The faith and church founded by Jesus Christ not only is global in its reach, but is intertwined with the histories of the various continents. These facts are borne out by Martin Marty’s brief but insightful book, The Christian World.
A career scholar—the center for advanced religious studies at the University of Chicago is named for him—Marty nonetheless distills his academic knowledge into a work aimed at general readers perhaps not so familiar with Christianity’s wide reach.
Marty organizes The Christian World by geographical “episodes,” with Old World continents rating histories for both the ancient and modern eras. The Americas, sadly, merit only a single episode apiece.
Thus it is readers are reminded that though Christianity often is associated primarily with Europe and North America, it was founded in the Middle East and had some of its early orthodoxies forged by leaders in Africa.
This, again, is the strength of Marty’s work: He points out that when the church is developed as a true manifestation of Christ’s gospel, it cannot be characterized as belonging solely to a particular culture, society, or people.
Consequently, Marty’s history contains what are probably surprises to many Western readers.

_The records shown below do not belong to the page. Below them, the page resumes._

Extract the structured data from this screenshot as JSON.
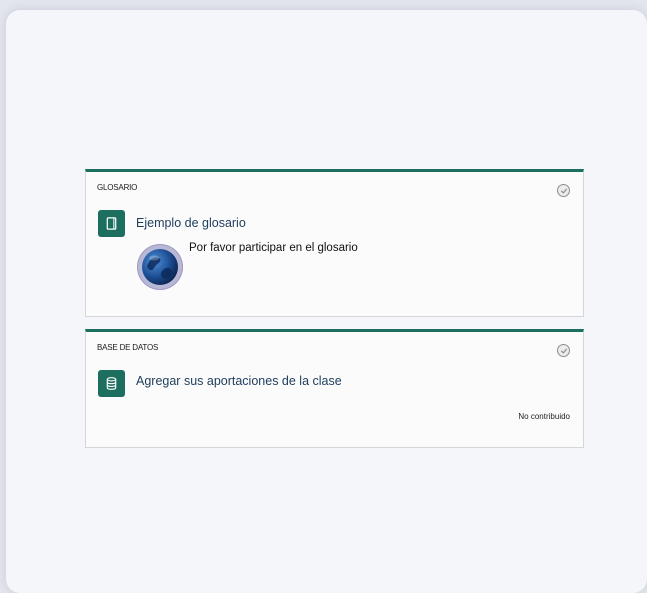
{
  "activities": [
    {
      "type_label": "GLOSARIO",
      "title": "Ejemplo de glosario",
      "icon": "glossary-icon",
      "description": "Por favor participar en el glosario",
      "image": "globe-icon"
    },
    {
      "type_label": "BASE DE DATOS",
      "title": "Agregar sus aportaciones de la clase",
      "icon": "database-icon",
      "status": "No contribuido"
    }
  ],
  "colors": {
    "accent": "#1c6e5e",
    "title_text": "#1e3d5c",
    "background": "#f5f6fa"
  }
}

He recounts, for example, how the Christian church still worshiping in Ethiopia traces its founding to the time of the apostles. Asia, as well, has never been fully devoid of adherents to Christ, though missionary efforts such as those by Jesuits in 1600s Japan have often been countered by severe persecution.
Even in Latin America, where conquistadors imposed Roman Catholicism on the natives as part of a scheme to reduce them to near chattel, the unexpected could develop. Marty recalls in particular the reformer Bartolome de Las Casas, who argued for humane treatment of the Indians not merely as fellow human beings, but as brothers in Christ.
Marty writes of de Las Casas: “As protector, he made it a point to identify with the poor, in whom he saw Jesus Christ, while making enemies when he gave publicity in Europe to the atrocities perpetrated by his fellow Spaniards.”
Unfortunately, as a writer aligned with mainstream academia, Marty also seems obliged to echo familiar criticisms of the church. He repeats in particular the allegation that missionaries during the period of Western colonialism were racist, patronizing, and in league with imperialists. Yet he also points out that “letters, writings, and sermons suggest that for most of the missionaries, regard for the souls of the unconverted was the moving force.”
Indeed, what one gleans most from Marty’s brief history is that Christ’s church flourishes mainly when it is proclaimed by those who aren’t necessarily in step with the establishment.
Thus, as the twenty-first century unfolds we see Christianity growing in unlikely ways in unlikely places: in the underground house church movement of Communist China, through the preaching of indigenous pastors in sub-Saharan Africa, through the passionate worship style of the more ebullient Protestant sects in Latin America.
Of these latter Pentecostals and evangelicals Marty issues a remarkable observation, one that serves to illustrate why regardless of the course of history, the true Church can never fail. “These Christians,” he writes, “continue to meet needs that others do not. Almost obsessive is their stress on the Jesus of the gospel stories as a human among them—and Jesus as the Christ, the exalted Lord among them and within them.”
We might add: This is precisely what Jesus told his followers to go into all the world and do.